There are justified extensive obstacles in presenting digital evidence in court which relate to the gathering, conservation, communication and presentation of evidence arising from technology.[16] It must fulfil strict legal requirements, including relevance and reliability, before it is permitted. Some have argued that the rapid growth in the number of criminal cases involving any electronic evidence has “all‐too‐often found law enforcement and the judiciary badly prepared to deal with the new issues created by this evidence.”[17] However, aside from these issues, technology presented as having ‘mind-reading’ potential would obviously be an extremely powerful tool to sway the jury, and it is therefore absolutely necessary that extensive testing must be carried out, and it must be as near to one hundred per cent accuracy as possible before it is ever relied on in court. Not only could inaccurate neurotechnology undermine the role of the jury, but it could lead to devasting consequences if an incorrect conviction is made on the basis of it.

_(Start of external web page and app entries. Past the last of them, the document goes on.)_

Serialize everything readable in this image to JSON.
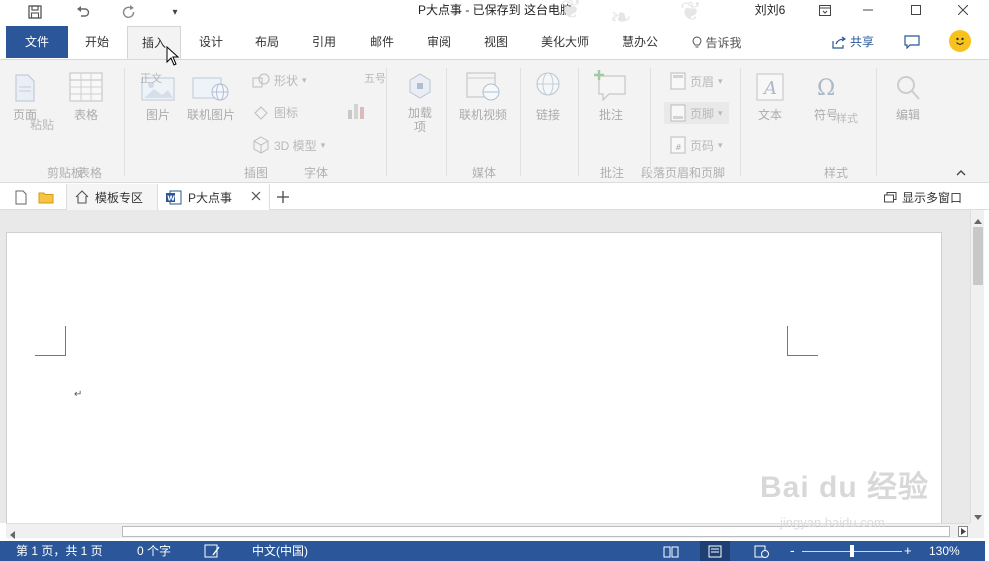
{
  "window": {
    "title": "P大点事 - 已保存到 这台电脑",
    "user": "刘刘6"
  },
  "menu_tabs": [
    {
      "label": "文件"
    },
    {
      "label": "开始"
    },
    {
      "label": "插入"
    },
    {
      "label": "设计"
    },
    {
      "label": "布局"
    },
    {
      "label": "引用"
    },
    {
      "label": "邮件"
    },
    {
      "label": "审阅"
    },
    {
      "label": "视图"
    },
    {
      "label": "美化大师"
    },
    {
      "label": "慧办公"
    }
  ],
  "active_tab": "插入",
  "tell_me": "告诉我",
  "share": "共享",
  "ribbon": {
    "buttons": {
      "page": "页面",
      "table": "表格",
      "picture": "图片",
      "online_picture": "联机图片",
      "addin": "加载",
      "addin_sub": "项",
      "online_video": "联机视频",
      "link": "链接",
      "comment": "批注",
      "text": "文本",
      "symbol": "符号",
      "edit": "编辑"
    },
    "small": {
      "shape": "形状",
      "icon": "图标",
      "model3d": "3D 模型",
      "header": "页眉",
      "footer": "页脚",
      "page_number": "页码",
      "ghost_paste": "粘贴",
      "ghost_font_size": "五号",
      "ghost_style": "样式",
      "ghost_symbol": "正文"
    },
    "groups": {
      "clipboard": "剪贴板",
      "tables": "表格",
      "illustrations": "插图",
      "font": "字体",
      "media": "媒体",
      "comments": "批注",
      "paragraph": "段落",
      "header_footer": "页眉和页脚",
      "styles": "样式"
    }
  },
  "doc_tabs": {
    "template": "模板专区",
    "document": "P大点事",
    "multi_window": "显示多窗口"
  },
  "status": {
    "page": "第 1 页，共 1 页",
    "words": "0 个字",
    "language": "中文(中国)",
    "zoom": "130%",
    "zoom_level": 0.5
  },
  "watermark": {
    "brand": "Bai du 经验",
    "url": "jingyan.baidu.com"
  },
  "colors": {
    "accent": "#2b579a",
    "ribbon_bg": "#f3f3f3"
  }
}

The development of this technology may also lead to commercial use. Elon Musk’s neurotechnology company ‘Neuralink’ currently appears to be at the forefront of this, as they recently announced that human trials will take place next year in which a device is implanted that can, in a way, read the user’s mind.  In August, the company announced that a chip was implanted into a pig’s brain, which could record the animal’s neurone signals and display them graphically.[18] Musk claims that when this technology is further developed, it could be placed into humans and could be used to solve issues such as memory loss, stroke and addictions.

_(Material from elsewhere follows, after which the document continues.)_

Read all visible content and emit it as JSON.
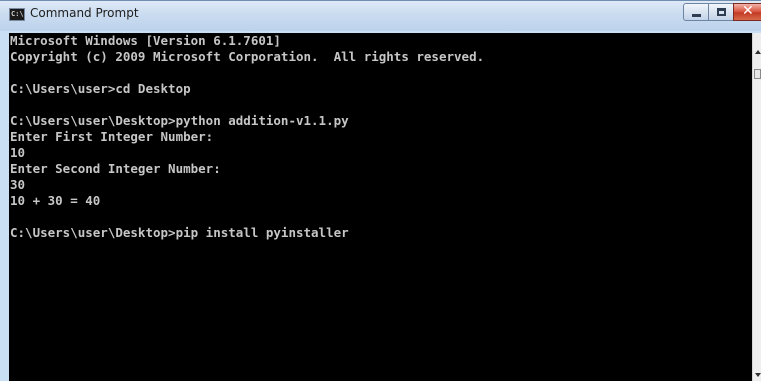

Neuroimaging technology is fascinating, exciting, and its uses are wide-ranging. From a criminal law standpoint, it could lead to quicker, cheaper and more accurate trials, but it must be carefully analysed and regulated before any further action is taken to push for its use in court proceedings, at least for the time being. This is a undoubtably a technology to watch in the coming decade.

Alex is a 2nd year Politics, Philosophy and Law student at King’s College London.

[1]Jeffreys, A.; Wilson, V.; Thein, S. (1985). "Hypervariable 'minisatellite' regions in human DNA". Nature. 314 (6006): 67–73.


[3]R v Hyam[1975] AC 55.


[5]Haynes, J. D., Sakai, K., Rees, G., Gilbert, S., Frith, C., and Passingham, R. E. (2007). Reading hidden intentions in the human brain. Curr. Biol. 17, 323–328.




[9]Haynes, J. D., Sakai, K., Rees, G., Gilbert, S., Frith, C., and Passingham, R. E. (2007). Reading hidden intentions in the human brain. Curr. Biol. 17, 323–328.


[11]Harrington v. State of Iowa[2003] 659 N.W.2d 509.




[15]Farwell, Lawrence & Richardson, Drew & Richardson, Graham & Furedy, John. (2014). Brain fingerprinting classification concealed information test detects US Navy military medical information with P300. Frontiers in Neuroscience. 8. 10.3389/fnins.2014.00410.

[16]Olivier Leroux (2004) Legal admissibility of electronic evidence, International Review of Law, Computers & Technology, 18:2, 193-220, DOI: 10.1080/1360086042000223508

[17]Olivier Leroux (2004) Legal admissibility of electronic evidence, International Review of Law, Computers & Technology, 18:2, 193-220, DOI: 10.1080/1360086042000223508